The connection between this piece of biography and Salinger’s refusal to be an American Jewish writer writing about Jews in America is impossible to fully sort out, of course, given Salinger’s reticence; we can only assume that it exists. But the refusal itself is what is significant. Geismar is acute to note it—but obtuse, I think, to condemn it. The “void” of which he speaks is a defining condition of Salinger’s art. The preternatural vividness of Salinger’s characters, our feeling that we have already met them, that they are portraits directly drawn from New York life, is an illusion. Salinger’s references to Central Park and Madison Avenue and Bonwit Teller, and the Manhattanish cadences of his characters’ speech, are like the false leads that give a detective story its suspense. In Salinger’s fiction we never really quite know where we are even as we constantly bump up against familiar landmarks. The Catcher in the Rye , though putatively set in an alien nighttime New York, evokes the familiar terrifying dark forest of fairy tales, through which the hero blunders until dawn. Near the end of “Zooey,” its hero picks up a glass paperweight from his mother’s desk, and shakes it to create a snowstorm around the snowman with a stovepipe hat within. So, we might say, Salinger creates the storms that whirl around his characters’ heads in the close, hermetically sealed world in which they live.
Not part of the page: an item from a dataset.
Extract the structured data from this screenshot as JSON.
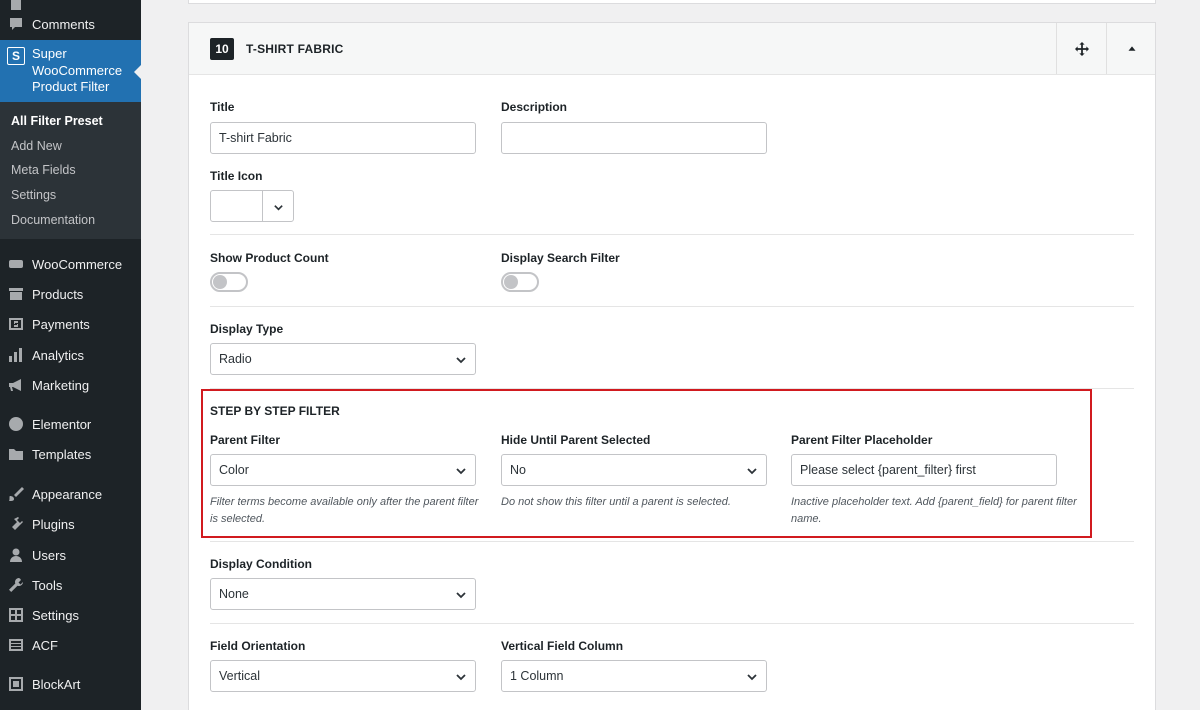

This lesson prepares the instructor--even at the college level--to teach Emerson. It provides important context, explanations, and glosses of Emerson's dense but famous essay. Emerson's work is challenging for students, even at the college level, because his writing does not appear to be transparent or follow the form of a logical, traditional argument. This lesson provides openings and important instruction into how to approach AND understand Emerson. It is designed in such a way that students (and professors/teachers) have the tools they need to engage with his philosophical ideas, as well as with his style and rhetoric. Indeed, this lesson makes Emerson relevant by requiring students to consider and then respond to the basic tenets of "Self-Reliance." The nod to Twitter in the activity is creative and fun. My only suggestion would be to consider in what ways Emerson and his ideas and work have come to occupy a hallowed space in American culture and the American literary imagination.